Development

I remember when I was just the Jiu Jitsu guy. I knew a lot techniques and I did well at tournaments but outside that I really didn’t have any other life experiences or knowledge outside the mats. No one was going to ask me for relationship advice, or my opinion on business matters or anything for that matter.

Now, imagine all you’re good at is one thing and you lose or fail in that one thing.

I hated that feeling.

When you limit yourself to only being good at Jiu Jitsu. Then, what are you left with when you’re not good at Jiu Jitsu either due to circumstance or injury?

I’ve known so many great Jiu Jitsu instructors and competitors over the years that simply got by because they were good at Jiu Jitsu and surrounded themselves with people that looked up to them and only told them what they wanted to hear because they were a black belt world champions.

But there’s no balance in that.

Develop yourself outside Jiu Jitsu

because it’s so important to develop yourself outside of Jiu Jitsu, outside of your career, or your family. Because you need to be more than that, because you are more than that.

Develop other interest, have some skills that you can hone that doesn’t involve Jiu Jitsu or that utilizes your Jiu Jitsu in an entrepreneurial way. Jiu Jitsu is a great martial art. But it’s also a great tool that you can use to better and improve yourself.

For me going to college, traveling, and working in business helped give me a sense of purpose that didn’t revolve around me being good at Jiu Jitsu. There will come a time when we will no longer be able to compete at the highest levels or when other obligations will side track us. That’s when you will be happy that you have other skill sets.

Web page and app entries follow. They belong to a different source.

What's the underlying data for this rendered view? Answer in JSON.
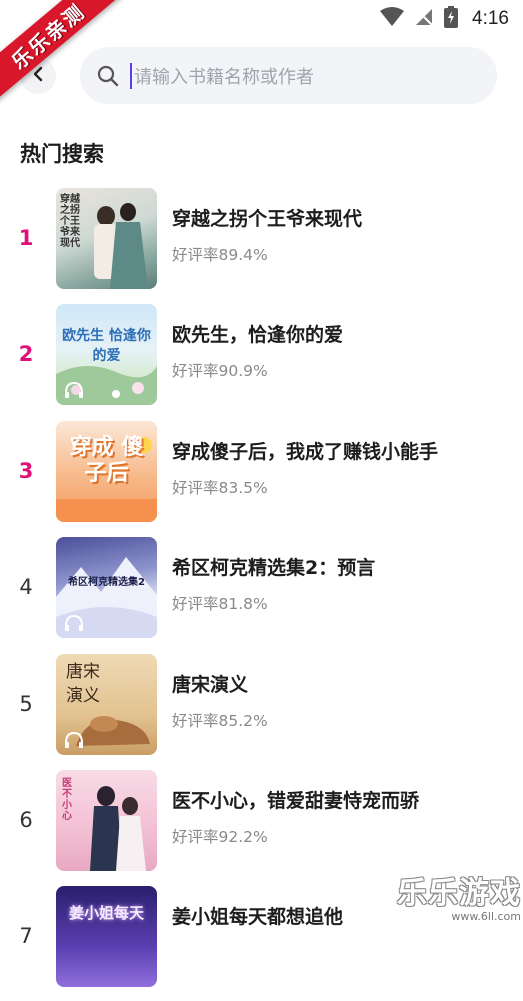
{
  "status_bar": {
    "time": "4:16"
  },
  "ribbon": {
    "text": "乐乐亲测"
  },
  "search": {
    "placeholder": "请输入书籍名称或作者"
  },
  "section": {
    "title": "热门搜索"
  },
  "books": [
    {
      "rank": "1",
      "title": "穿越之拐个王爷来现代",
      "rating": "好评率89.4%",
      "cover_text": "穿越之拐个王爷来现代"
    },
    {
      "rank": "2",
      "title": "欧先生，恰逢你的爱",
      "rating": "好评率90.9%",
      "cover_text": "欧先生 恰逢你的爱"
    },
    {
      "rank": "3",
      "title": "穿成傻子后，我成了赚钱小能手",
      "rating": "好评率83.5%",
      "cover_text": "穿成 傻子后"
    },
    {
      "rank": "4",
      "title": "希区柯克精选集2：预言",
      "rating": "好评率81.8%",
      "cover_text": "希区柯克精选集2"
    },
    {
      "rank": "5",
      "title": "唐宋演义",
      "rating": "好评率85.2%",
      "cover_text": "唐宋 演义"
    },
    {
      "rank": "6",
      "title": "医不小心，错爱甜妻恃宠而骄",
      "rating": "好评率92.2%",
      "cover_text": "医不小心"
    },
    {
      "rank": "7",
      "title": "姜小姐每天都想追他",
      "rating": "",
      "cover_text": "姜小姐每天"
    }
  ],
  "watermark": {
    "title": "乐乐游戏",
    "url": "www.6ll.com"
  },
  "colors": {
    "accent": "#5b3df5",
    "top_rank": "#e0107a",
    "ribbon": "#d8182a"
  }
}
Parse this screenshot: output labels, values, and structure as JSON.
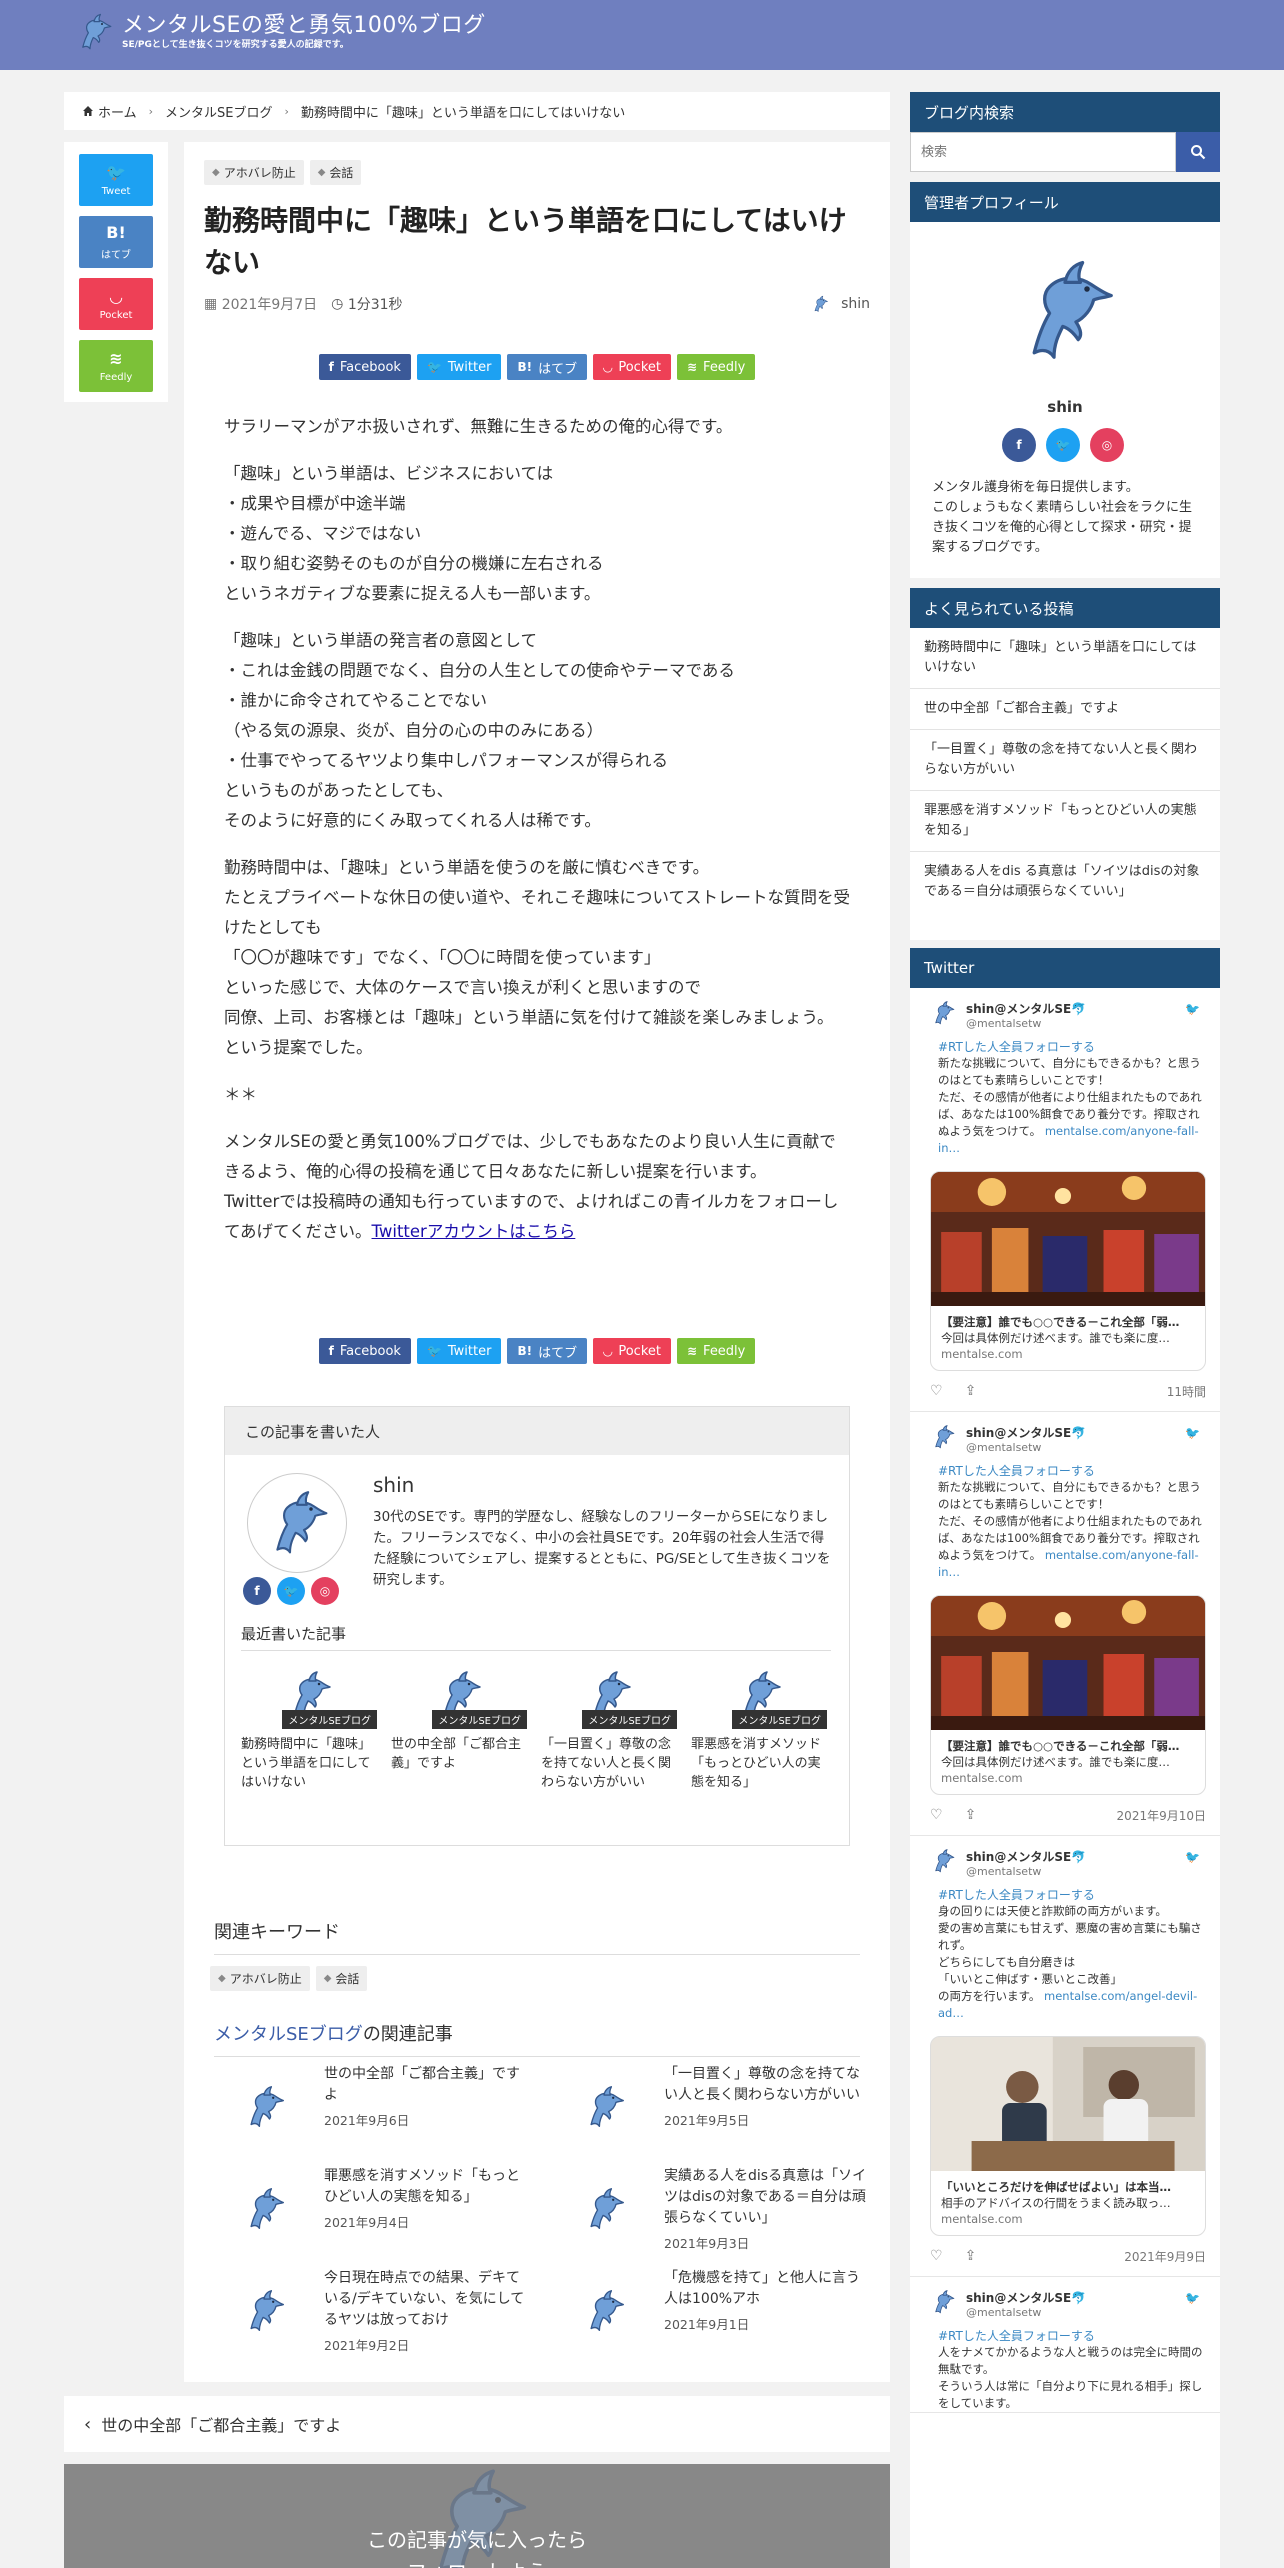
{
  "header": {
    "title": "メンタルSEの愛と勇気100%ブログ",
    "subtitle": "SE/PGとして生き抜くコツを研究する愛人の記録です。"
  },
  "breadcrumb": [
    "ホーム",
    "メンタルSEブログ",
    "勤務時間中に「趣味」という単語を口にしてはいけない"
  ],
  "side_share": [
    {
      "label": "Tweet",
      "icon": "twitter-bird-icon",
      "glyph": "🐦",
      "color": "#1da1f2"
    },
    {
      "label": "はてブ",
      "icon": "hatena-icon",
      "glyph": "B!",
      "color": "#4a83c4"
    },
    {
      "label": "Pocket",
      "icon": "pocket-icon",
      "glyph": "◡",
      "color": "#ee4056"
    },
    {
      "label": "Feedly",
      "icon": "feedly-icon",
      "glyph": "≋",
      "color": "#7cc138"
    }
  ],
  "article": {
    "tags": [
      "アホバレ防止",
      "会話"
    ],
    "title": "勤務時間中に「趣味」という単語を口にしてはいけない",
    "date": "2021年9月7日",
    "read_time": "1分31秒",
    "author": "shin",
    "paragraphs": [
      "サラリーマンがアホ扱いされず、無難に生きるための俺的心得です。",
      "「趣味」という単語は、ビジネスにおいては\n・成果や目標が中途半端\n・遊んでる、マジではない\n・取り組む姿勢そのものが自分の機嫌に左右される\nというネガティブな要素に捉える人も一部います。",
      "「趣味」という単語の発言者の意図として\n・これは金銭の問題でなく、自分の人生としての使命やテーマである\n・誰かに命令されてやることでない\n（やる気の源泉、炎が、自分の心の中のみにある）\n・仕事でやってるヤツより集中しパフォーマンスが得られる\nというものがあったとしても、\nそのように好意的にくみ取ってくれる人は稀です。",
      "勤務時間中は、「趣味」という単語を使うのを厳に慎むべきです。\nたとえプライベートな休日の使い道や、それこそ趣味についてストレートな質問を受けたとしても\n「〇〇が趣味です」でなく、「〇〇に時間を使っています」\nといった感じで、大体のケースで言い換えが利くと思いますので\n同僚、上司、お客様とは「趣味」という単語に気を付けて雑談を楽しみましょう。\nという提案でした。",
      "＊＊"
    ],
    "closing": "メンタルSEの愛と勇気100%ブログでは、少しでもあなたのより良い人生に貢献できるよう、俺的心得の投稿を通じて日々あなたに新しい提案を行います。\nTwitterでは投稿時の通知も行っていますので、よければこの青イルカをフォローしてあげてください。",
    "twitter_link": "Twitterアカウントはこちら",
    "share_buttons": [
      {
        "label": "Facebook",
        "glyph": "f",
        "color": "#3b5998"
      },
      {
        "label": "Twitter",
        "glyph": "🐦",
        "color": "#1da1f2"
      },
      {
        "label": "はてブ",
        "glyph": "B!",
        "color": "#4a83c4"
      },
      {
        "label": "Pocket",
        "glyph": "◡",
        "color": "#ee4056"
      },
      {
        "label": "Feedly",
        "glyph": "≋",
        "color": "#7cc138"
      }
    ]
  },
  "author_box": {
    "heading": "この記事を書いた人",
    "name": "shin",
    "description": "30代のSEです。専門的学歴なし、経験なしのフリーターからSEになりました。フリーランスでなく、中小の会社員SEです。20年弱の社会人生活で得た経験についてシェアし、提案するとともに、PG/SEとして生き抜くコツを研究します。",
    "recent_heading": "最近書いた記事",
    "recent_category": "メンタルSEブログ",
    "recent": [
      "勤務時間中に「趣味」という単語を口にしてはいけない",
      "世の中全部「ご都合主義」ですよ",
      "「一目置く」尊敬の念を持てない人と長く関わらない方がいい",
      "罪悪感を消すメソッド「もっとひどい人の実態を知る」"
    ]
  },
  "keywords": {
    "heading": "関連キーワード",
    "tags": [
      "アホバレ防止",
      "会話"
    ]
  },
  "related": {
    "heading_accent": "メンタルSEブログ",
    "heading_rest": "の関連記事",
    "items": [
      {
        "title": "世の中全部「ご都合主義」ですよ",
        "date": "2021年9月6日"
      },
      {
        "title": "「一目置く」尊敬の念を持てない人と長く関わらない方がいい",
        "date": "2021年9月5日"
      },
      {
        "title": "罪悪感を消すメソッド「もっとひどい人の実態を知る」",
        "date": "2021年9月4日"
      },
      {
        "title": "実績ある人をdisる真意は「ソイツはdisの対象である＝自分は頑張らなくていい」",
        "date": "2021年9月3日"
      },
      {
        "title": "今日現在時点での結果、デキている/デキていない、を気にしてるヤツは放っておけ",
        "date": "2021年9月2日"
      },
      {
        "title": "「危機感を持て」と他人に言う人は100%アホ",
        "date": "2021年9月1日"
      }
    ]
  },
  "prev_post": "世の中全部「ご都合主義」ですよ",
  "follow_box": "この記事が気に入ったら\nフォローしよう",
  "sidebar": {
    "search_heading": "ブログ内検索",
    "search_placeholder": "検索",
    "profile_heading": "管理者プロフィール",
    "profile_name": "shin",
    "profile_desc": "メンタル護身術を毎日提供します。\nこのしょうもなく素晴らしい社会をラクに生き抜くコツを俺的心得として探求・研究・提案するブログです。",
    "popular_heading": "よく見られている投稿",
    "popular": [
      "勤務時間中に「趣味」という単語を口にしてはいけない",
      "世の中全部「ご都合主義」ですよ",
      "「一目置く」尊敬の念を持てない人と長く関わらない方がいい",
      "罪悪感を消すメソッド「もっとひどい人の実態を知る」",
      "実績ある人をdis る真意は「ソイツはdisの対象である＝自分は頑張らなくていい」"
    ],
    "twitter_heading": "Twitter",
    "tweets": [
      {
        "name": "shin@メンタルSE🐬",
        "handle": "@mentalsetw",
        "rt": "#RTした人全員フォローする",
        "body": "新たな挑戦について、自分にもできるかも？と思うのはとても素晴らしいことです！\nただ、その感情が他者により仕組まれたものであれば、あなたは100%餌食であり養分です。搾取されぬよう気をつけて。",
        "link": "mentalse.com/anyone-fall-in…",
        "card_title": "【要注意】誰でも○○できる－これ全部「弱…",
        "card_desc": "今回は具体例だけ述べます。誰でも楽に度…",
        "card_domain": "mentalse.com",
        "card_theme": "casino",
        "time": "11時間"
      },
      {
        "name": "shin@メンタルSE🐬",
        "handle": "@mentalsetw",
        "rt": "#RTした人全員フォローする",
        "body": "新たな挑戦について、自分にもできるかも？と思うのはとても素晴らしいことです！\nただ、その感情が他者により仕組まれたものであれば、あなたは100%餌食であり養分です。搾取されぬよう気をつけて。",
        "link": "mentalse.com/anyone-fall-in…",
        "card_title": "【要注意】誰でも○○できる－これ全部「弱…",
        "card_desc": "今回は具体例だけ述べます。誰でも楽に度…",
        "card_domain": "mentalse.com",
        "card_theme": "casino",
        "time": "2021年9月10日"
      },
      {
        "name": "shin@メンタルSE🐬",
        "handle": "@mentalsetw",
        "rt": "#RTした人全員フォローする",
        "body": "身の回りには天使と詐欺師の両方がいます。\n愛の害め言葉にも甘えず、悪魔の害め言葉にも騙されず。\nどちらにしても自分磨きは\n「いいとこ伸ばす・悪いとこ改善」\nの両方を行います。",
        "link": "mentalse.com/angel-devil-ad…",
        "card_title": "「いいところだけを伸ばせばよい」は本当…",
        "card_desc": "相手のアドバイスの行間をうまく読み取っ…",
        "card_domain": "mentalse.com",
        "card_theme": "meeting",
        "time": "2021年9月9日"
      },
      {
        "name": "shin@メンタルSE🐬",
        "handle": "@mentalsetw",
        "rt": "#RTした人全員フォローする",
        "body": "人をナメてかかるような人と戦うのは完全に時間の無駄です。\nそういう人は常に「自分より下に見れる相手」探しをしています。",
        "link": "",
        "card_title": "",
        "card_desc": "",
        "card_domain": "",
        "card_theme": "",
        "time": ""
      }
    ]
  },
  "colors": {
    "header": "#6f7fbf",
    "widget_head": "#1e4e78",
    "accent_blue": "#3b5da8",
    "dolphin": "#6f9fd8"
  }
}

Let go

Learn to let go of your losses. There’s so many things that can cause you to not perform to your best such as:

  • Not feeling well
  • Bad weight cut
  • Opponent had a better day
  • Bad refereeing
  • Wrong gi

There will always be factors that get in your way and sometimes it does temporarily block your progress. At that point it’s up to you to learn from your losses and try to fix whatever might have caused you to not perform at your best.

Even after all of that, sometimes you still won’t be where you want to be and that’s okay. It’s okay to not win every match, it’s okay to be nervous, it’s okay to be the underdog. As long as you’re able to get back on your feet and try again with even more focus and effort, I know you will be alright.

Surviving in Jiu Jitsu

Listen, there is no way to survive in Jiu Jitsu without experiencing loss. Starting out you will be losing to everyone in your academy. That’s just the way that it is, but if you stick it out you will improve and get better.

I think at the colored belt level is when thoughts of losing, or overcoming loss becomes harder. We let our egos get in the way of our development.

I’ve talked about this before in the white belt mindset that white belts are more free in this regard because there really are no expectations for them. Any small victory is a step in the right direction. Every set back a lesson.

But like any skill. The white belt mindset can be developed and honed for any imaginable task.

Martial arts is about being more and gives you the tools to be more. I promise you that after a few weeks, months, and years from now you won’t remember the majority of your losses and setbacks.

In fact, those that you do remember you might begin to think of fondly as the point in time that you decided to rededicate yourself to your training, or as the event that you needed to overcome in order to improve.

Every loss is a lesson

When dealing with losing it’s best to learn whatever you can from the experience and then move on. Keep developing yourself outside of Jiu Jitsu and help others whenever you can. Even a few words could keep someone from completely quitting Jiu Jitsu.

Every loss is a lesson but it’s up to you to figure out what you need to learn from the experience.